Essentially, tax relief companies work by negotiating with the IRS on your behalf for a fee. That fee can amount to thousands of dollars, with no guarantee that they will be more successful than you would if you negotiated with the IRS on your own. Unfortunately, the industry is rife with scams and bad business practices. Disreputable companies lure customers with false promises and, at the same time, charge high fees.
However, there are legitimate tax settlement firms. These companies are honest when it comes to deciding if you can benefit from their services, and they charge reasonable fees that are indicated in advance. The answer to this question really depends on the company you use for your tax debt relief service. Yes, there are legitimate tax relief companies that can help you reduce your tax debt or get an affordable payment plan.
However, there are also a lot of fraudulent companies.
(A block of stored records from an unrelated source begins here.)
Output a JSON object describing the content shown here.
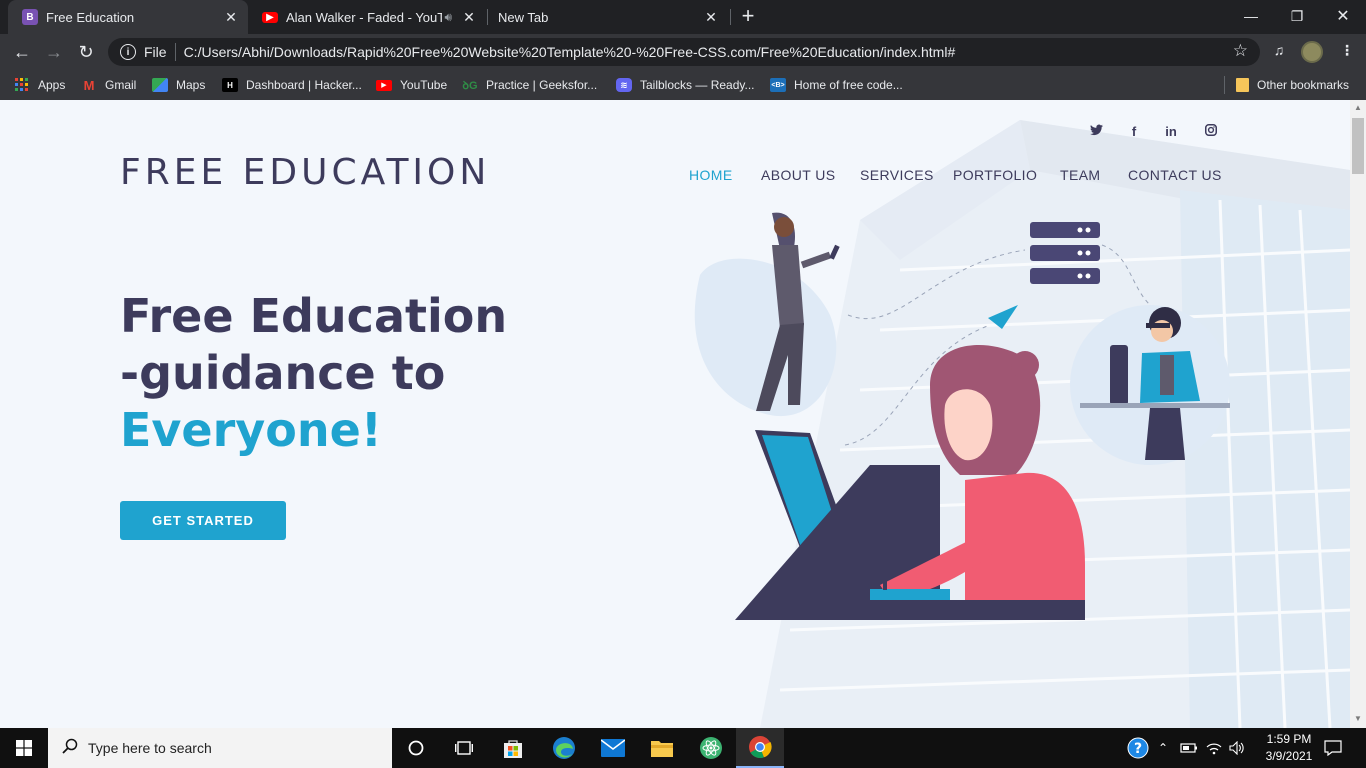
{
  "browser": {
    "tabs": [
      {
        "title": "Free Education",
        "favicon": "bootstrap-icon",
        "active": true
      },
      {
        "title": "Alan Walker - Faded - YouTube",
        "favicon": "youtube-icon",
        "active": false
      },
      {
        "title": "New Tab",
        "favicon": "",
        "active": false
      }
    ],
    "address": {
      "scheme_label": "File",
      "url": "C:/Users/Abhi/Downloads/Rapid%20Free%20Website%20Template%20-%20Free-CSS.com/Free%20Education/index.html#"
    },
    "bookmarks": [
      {
        "label": "Apps",
        "icon": "apps-grid-icon"
      },
      {
        "label": "Gmail",
        "icon": "gmail-icon"
      },
      {
        "label": "Maps",
        "icon": "maps-icon"
      },
      {
        "label": "Dashboard | Hacker...",
        "icon": "hackerrank-icon"
      },
      {
        "label": "YouTube",
        "icon": "youtube-icon"
      },
      {
        "label": "Practice | Geeksfor...",
        "icon": "geeksforgeeks-icon"
      },
      {
        "label": "Tailblocks — Ready...",
        "icon": "tailblocks-icon"
      },
      {
        "label": "Home of free code...",
        "icon": "freecodecamp-icon"
      }
    ],
    "other_bookmarks": "Other bookmarks"
  },
  "site": {
    "logo": "FREE EDUCATION",
    "social": [
      "twitter-icon",
      "facebook-icon",
      "linkedin-icon",
      "instagram-icon"
    ],
    "nav": [
      {
        "label": "HOME",
        "active": true
      },
      {
        "label": "ABOUT US",
        "active": false
      },
      {
        "label": "SERVICES",
        "active": false
      },
      {
        "label": "PORTFOLIO",
        "active": false
      },
      {
        "label": "TEAM",
        "active": false
      },
      {
        "label": "CONTACT US",
        "active": false
      }
    ],
    "hero": {
      "line1": "Free Education",
      "line2": "-guidance to",
      "line3": "Everyone!",
      "cta": "GET STARTED"
    },
    "colors": {
      "primary": "#3d3b5c",
      "accent": "#1fa3cf",
      "background": "#f3f7fc"
    }
  },
  "taskbar": {
    "search_placeholder": "Type here to search",
    "time": "1:59 PM",
    "date": "3/9/2021"
  }
}
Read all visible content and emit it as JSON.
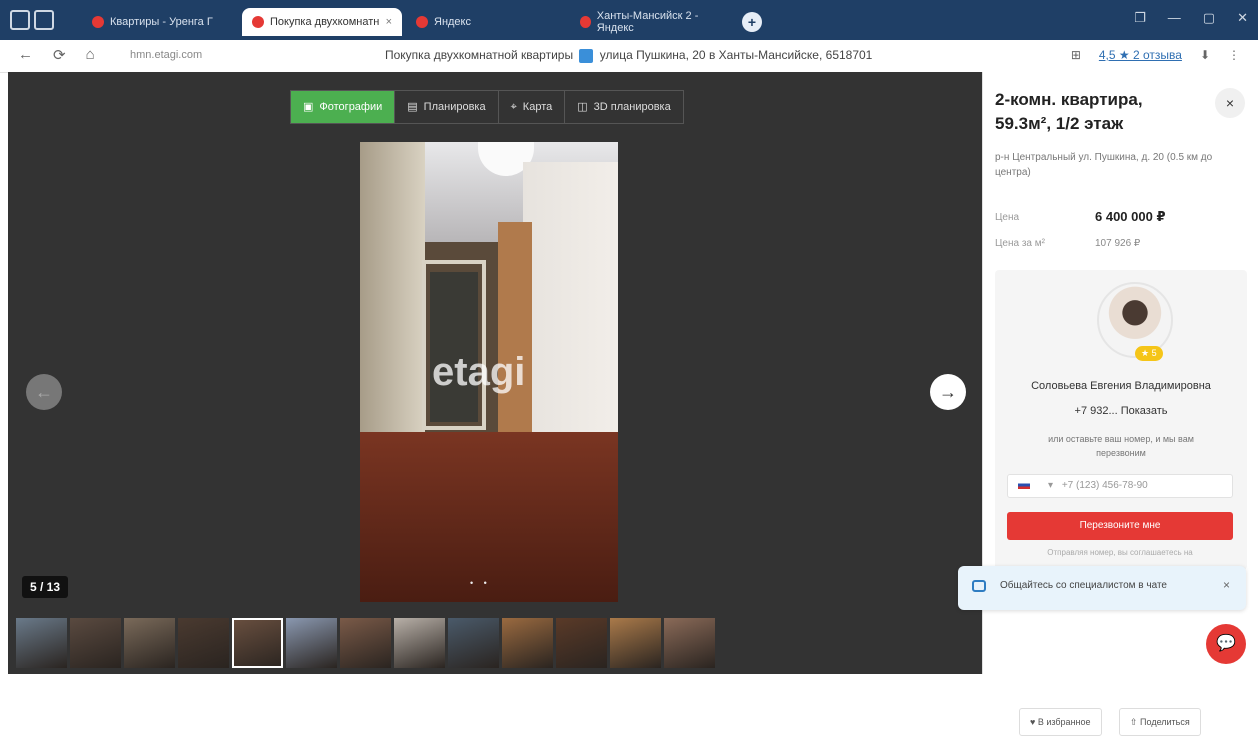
{
  "browser": {
    "tabs": [
      {
        "label": "Квартиры - Уренга Г",
        "active": false,
        "favicon_color": "#e53935"
      },
      {
        "label": "Покупка двухкомнатн",
        "active": true,
        "favicon_color": "#e53935"
      },
      {
        "label": "Яндекс",
        "active": false,
        "favicon_color": "#e53935"
      },
      {
        "label": "Ханты-Мансийск 2 - Яндекс",
        "active": false,
        "favicon_color": "#e53935"
      }
    ],
    "tab_close": "×",
    "new_tab": "+",
    "window_controls": [
      "❐",
      "—",
      "▢",
      "✕"
    ]
  },
  "addressbar": {
    "nav": [
      "←",
      "⟳",
      "⌂"
    ],
    "host": "hmn.etagi.com",
    "page_title_prefix": "Покупка двухкомнатной квартиры",
    "page_title_suffix": "улица Пушкина, 20 в Ханты-Мансийске, 6518701",
    "rating_text": "4,5 ★ 2 отзыва",
    "right_icons": [
      "⊞",
      "⬇",
      "⋮"
    ]
  },
  "gallery": {
    "tabs": [
      {
        "icon": "▣",
        "label": "Фотографии",
        "active": true
      },
      {
        "icon": "▤",
        "label": "Планировка",
        "active": false
      },
      {
        "icon": "⌖",
        "label": "Карта",
        "active": false
      },
      {
        "icon": "◫",
        "label": "3D планировка",
        "active": false
      }
    ],
    "watermark": "etagi",
    "photo_counter": "5 / 13",
    "prev_arrow": "←",
    "next_arrow": "→",
    "photo_nav_dots": "• •",
    "thumbnails": [
      {
        "color": "#6a7a8a",
        "selected": false
      },
      {
        "color": "#5a4a40",
        "selected": false
      },
      {
        "color": "#7a6a5a",
        "selected": false
      },
      {
        "color": "#4a3a30",
        "selected": false
      },
      {
        "color": "#6a5040",
        "selected": true
      },
      {
        "color": "#8a98b0",
        "selected": false
      },
      {
        "color": "#7a5a48",
        "selected": false
      },
      {
        "color": "#b8b0a8",
        "selected": false
      },
      {
        "color": "#4a5a6a",
        "selected": false
      },
      {
        "color": "#9a6a40",
        "selected": false
      },
      {
        "color": "#5a3a28",
        "selected": false
      },
      {
        "color": "#aa7a4a",
        "selected": false
      },
      {
        "color": "#8a6a58",
        "selected": false
      }
    ]
  },
  "listing": {
    "title": "2-комн. квартира, 59.3м², 1/2 этаж",
    "close": "×",
    "address": "р-н Центральный ул. Пушкина, д. 20 (0.5 км до центра)",
    "price_label": "Цена",
    "price": "6 400 000 ₽",
    "price_per_m_label": "Цена за м²",
    "price_per_m": "107 926 ₽"
  },
  "agent": {
    "rating": "★ 5",
    "name": "Соловьева Евгения Владимировна",
    "phone": "+7 932... Показать",
    "hint": "или оставьте ваш номер, и мы вам перезвоним",
    "phone_placeholder": "+7 (123) 456-78-90",
    "phone_country_arrow": "▾",
    "call_button": "Перезвоните мне",
    "tiny_note": "Отправляя номер, вы соглашаетесь на"
  },
  "chat_popup": {
    "text": "Общайтесь со специалистом в чате",
    "close": "×"
  },
  "bottom_actions": {
    "favorite": "♥ В избранное",
    "share": "⇧ Поделиться",
    "fab": "💬"
  }
}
Do some research before choosing a tax debt relief company to represent you. Tax relief is a general term for government programs or policies that help taxpayers reduce their tax burden. He'll want to know that you're up to date with all your tax returns (or that you've filed a valid extension) and that you've made all the required estimated tax payments.
To qualify for CNC status, you must file all overdue tax returns and provide the IRS with financial information, including details about your income and expenses. Most tax settlement firms promise to send their experts to the IRS to negotiate on behalf of the client, where they can presumably persuade the agency to accept a much smaller amount, often cents on the dollar. With the TaxAudit app, you can securely upload the documents your tax professional needs from your smartphone, send and receive messages with a tax professional, and stay informed of the status of your case. If you discover that you are due a tax refund while your tax debt is suspended, the IRS will apply it to the amount you owe.
A case manager will review your current tax debt and other financial details and provide you with an estimate of your services. While the IRS offers several relief options, here are three you should consider if you owe back taxes. For example, the tax relief company may tell you that your one-time fee will cover all the services needed to reduce your tax liabilities, while the contract will indicate that the down payment is for limited services and that additional services will require additional payments. As part of their sales pitches, tax relief companies may tell you that tax authorities won't work with you.
Known as tax settlement firms, these entities claim that they can drastically reduce or eliminate what the customer owes the IRS. Some tax relief companies attract customers by stating that they can reduce customer debts by filing a commitment offer (OIC) with the IRS. Often, you'll hear announcements from tax debt relief companies about “cents on the dollar” settlements. In reality, this is virtually impossible to do, and the IRS rarely accepts a real reduction in the amount of taxes due.
In addition, before hiring a tax relief company to try to settle your accounts, check directly with the IRS to see if you qualify to participate in its commitment offer (OIC) program. If you're confused about the tax settlement industry and what it does, think about the debt settlement business. In complaints filed with the agency, disgruntled consumers said that they had paid thousands of dollars to tax relief companies and that they had become even more indebted and could not get refunds.